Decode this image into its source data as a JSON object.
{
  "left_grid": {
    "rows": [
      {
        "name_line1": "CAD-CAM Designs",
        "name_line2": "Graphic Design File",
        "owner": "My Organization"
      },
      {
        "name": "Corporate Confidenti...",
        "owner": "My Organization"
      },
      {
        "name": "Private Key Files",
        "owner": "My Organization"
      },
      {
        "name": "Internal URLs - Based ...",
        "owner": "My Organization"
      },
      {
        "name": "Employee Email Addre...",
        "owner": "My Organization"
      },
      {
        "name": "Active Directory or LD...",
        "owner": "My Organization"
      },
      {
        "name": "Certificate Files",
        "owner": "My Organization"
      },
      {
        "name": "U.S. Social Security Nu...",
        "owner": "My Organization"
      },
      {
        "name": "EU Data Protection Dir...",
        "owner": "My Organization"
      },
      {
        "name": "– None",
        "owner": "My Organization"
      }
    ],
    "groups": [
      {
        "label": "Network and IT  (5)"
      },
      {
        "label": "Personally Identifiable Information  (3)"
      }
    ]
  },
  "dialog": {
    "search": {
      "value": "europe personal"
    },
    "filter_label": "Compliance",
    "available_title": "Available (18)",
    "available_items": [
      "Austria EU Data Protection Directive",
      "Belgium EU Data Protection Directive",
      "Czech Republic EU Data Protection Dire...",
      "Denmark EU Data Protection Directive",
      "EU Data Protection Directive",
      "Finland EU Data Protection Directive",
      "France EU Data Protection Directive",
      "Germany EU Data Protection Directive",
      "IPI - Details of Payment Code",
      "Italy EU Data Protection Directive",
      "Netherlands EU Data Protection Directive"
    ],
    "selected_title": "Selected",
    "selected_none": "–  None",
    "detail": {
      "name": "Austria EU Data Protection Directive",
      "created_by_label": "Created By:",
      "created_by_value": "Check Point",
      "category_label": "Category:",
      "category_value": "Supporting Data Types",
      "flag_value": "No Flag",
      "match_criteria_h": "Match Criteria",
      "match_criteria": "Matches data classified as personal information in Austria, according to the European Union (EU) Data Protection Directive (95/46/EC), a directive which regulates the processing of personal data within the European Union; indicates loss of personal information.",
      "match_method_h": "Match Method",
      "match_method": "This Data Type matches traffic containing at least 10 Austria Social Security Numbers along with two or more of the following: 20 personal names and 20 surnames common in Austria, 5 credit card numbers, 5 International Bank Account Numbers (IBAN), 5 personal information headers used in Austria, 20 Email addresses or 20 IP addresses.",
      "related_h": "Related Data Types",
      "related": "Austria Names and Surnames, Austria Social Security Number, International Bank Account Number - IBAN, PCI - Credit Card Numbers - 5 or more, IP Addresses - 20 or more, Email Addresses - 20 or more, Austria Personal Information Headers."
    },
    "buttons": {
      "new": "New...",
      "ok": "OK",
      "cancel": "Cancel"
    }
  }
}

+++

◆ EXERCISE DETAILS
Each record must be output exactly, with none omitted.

◆ THE COMPLETED TASK
Decode this image into its source data as a JSON object.
{
  "left_grid": {
    "rows": [
      {
        "name_line1": "CAD-CAM Designs",
        "name_line2": "Graphic Design File",
        "owner": "My Organization"
      },
      {
        "name": "Corporate Confidenti...",
        "owner": "My Organization"
      },
      {
        "name": "Private Key Files",
        "owner": "My Organization"
      },
      {
        "name": "Internal URLs - Based ...",
        "owner": "My Organization"
      },
      {
        "name": "Employee Email Addre...",
        "owner": "My Organization"
      },
      {
        "name": "Active Directory or LD...",
        "owner": "My Organization"
      },
      {
        "name": "Certificate Files",
        "owner": "My Organization"
      },
      {
        "name": "U.S. Social Security Nu...",
        "owner": "My Organization"
      },
      {
        "name": "EU Data Protection Dir...",
        "owner": "My Organization"
      },
      {
        "name": "– None",
        "owner": "My Organization"
      }
    ],
    "groups": [
      {
        "label": "Network and IT  (5)"
      },
      {
        "label": "Personally Identifiable Information  (3)"
      }
    ]
  },
  "dialog": {
    "search": {
      "value": "europe personal"
    },
    "filter_label": "Compliance",
    "available_title": "Available (18)",
    "available_items": [
      "Austria EU Data Protection Directive",
      "Belgium EU Data Protection Directive",
      "Czech Republic EU Data Protection Dire...",
      "Denmark EU Data Protection Directive",
      "EU Data Protection Directive",
      "Finland EU Data Protection Directive",
      "France EU Data Protection Directive",
      "Germany EU Data Protection Directive",
      "IPI - Details of Payment Code",
      "Italy EU Data Protection Directive",
      "Netherlands EU Data Protection Directive"
    ],
    "selected_title": "Selected",
    "selected_none": "–  None",
    "detail": {
      "name": "Austria EU Data Protection Directive",
      "created_by_label": "Created By:",
      "created_by_value": "Check Point",
      "category_label": "Category:",
      "category_value": "Supporting Data Types",
      "flag_value": "No Flag",
      "match_criteria_h": "Match Criteria",
      "match_criteria": "Matches data classified as personal information in Austria, according to the European Union (EU) Data Protection Directive (95/46/EC), a directive which regulates the processing of personal data within the European Union; indicates loss of personal information.",
      "match_method_h": "Match Method",
      "match_method": "This Data Type matches traffic containing at least 10 Austria Social Security Numbers along with two or more of the following: 20 personal names and 20 surnames common in Austria, 5 credit card numbers, 5 International Bank Account Numbers (IBAN), 5 personal information headers used in Austria, 20 Email addresses or 20 IP addresses.",
      "related_h": "Related Data Types",
      "related": "Austria Names and Surnames, Austria Social Security Number, International Bank Account Number - IBAN, PCI - Credit Card Numbers - 5 or more, IP Addresses - 20 or more, Email Addresses - 20 or more, Austria Personal Information Headers."
    },
    "buttons": {
      "new": "New...",
      "ok": "OK",
      "cancel": "Cancel"
    }
  }
}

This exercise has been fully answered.